» **Web page and app entries**:
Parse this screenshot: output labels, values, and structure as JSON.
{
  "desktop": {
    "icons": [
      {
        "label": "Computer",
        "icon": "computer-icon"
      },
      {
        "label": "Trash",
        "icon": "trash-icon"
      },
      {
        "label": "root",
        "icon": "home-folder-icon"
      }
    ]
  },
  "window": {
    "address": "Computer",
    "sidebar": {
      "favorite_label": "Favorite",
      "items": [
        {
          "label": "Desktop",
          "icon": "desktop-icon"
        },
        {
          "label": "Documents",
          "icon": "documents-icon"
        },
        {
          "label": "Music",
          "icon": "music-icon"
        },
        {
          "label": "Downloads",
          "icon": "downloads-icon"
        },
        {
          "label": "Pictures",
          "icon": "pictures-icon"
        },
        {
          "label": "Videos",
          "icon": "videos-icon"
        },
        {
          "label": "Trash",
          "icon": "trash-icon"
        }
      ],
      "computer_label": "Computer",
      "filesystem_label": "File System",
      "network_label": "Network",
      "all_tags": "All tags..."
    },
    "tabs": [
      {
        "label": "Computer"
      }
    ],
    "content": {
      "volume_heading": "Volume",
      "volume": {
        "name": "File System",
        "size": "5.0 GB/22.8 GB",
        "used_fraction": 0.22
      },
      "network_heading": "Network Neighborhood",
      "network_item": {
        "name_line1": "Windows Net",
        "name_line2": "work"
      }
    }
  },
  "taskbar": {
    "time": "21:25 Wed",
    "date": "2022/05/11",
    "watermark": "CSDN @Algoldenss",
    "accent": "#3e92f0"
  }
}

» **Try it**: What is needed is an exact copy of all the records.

» **Response for this exercise**:
Parse this screenshot: output labels, values, and structure as JSON.
{
  "desktop": {
    "icons": [
      {
        "label": "Computer",
        "icon": "computer-icon"
      },
      {
        "label": "Trash",
        "icon": "trash-icon"
      },
      {
        "label": "root",
        "icon": "home-folder-icon"
      }
    ]
  },
  "window": {
    "address": "Computer",
    "sidebar": {
      "favorite_label": "Favorite",
      "items": [
        {
          "label": "Desktop",
          "icon": "desktop-icon"
        },
        {
          "label": "Documents",
          "icon": "documents-icon"
        },
        {
          "label": "Music",
          "icon": "music-icon"
        },
        {
          "label": "Downloads",
          "icon": "downloads-icon"
        },
        {
          "label": "Pictures",
          "icon": "pictures-icon"
        },
        {
          "label": "Videos",
          "icon": "videos-icon"
        },
        {
          "label": "Trash",
          "icon": "trash-icon"
        }
      ],
      "computer_label": "Computer",
      "filesystem_label": "File System",
      "network_label": "Network",
      "all_tags": "All tags..."
    },
    "tabs": [
      {
        "label": "Computer"
      }
    ],
    "content": {
      "volume_heading": "Volume",
      "volume": {
        "name": "File System",
        "size": "5.0 GB/22.8 GB",
        "used_fraction": 0.22
      },
      "network_heading": "Network Neighborhood",
      "network_item": {
        "name_line1": "Windows Net",
        "name_line2": "work"
      }
    }
  },
  "taskbar": {
    "time": "21:25 Wed",
    "date": "2022/05/11",
    "watermark": "CSDN @Algoldenss",
    "accent": "#3e92f0"
  }
}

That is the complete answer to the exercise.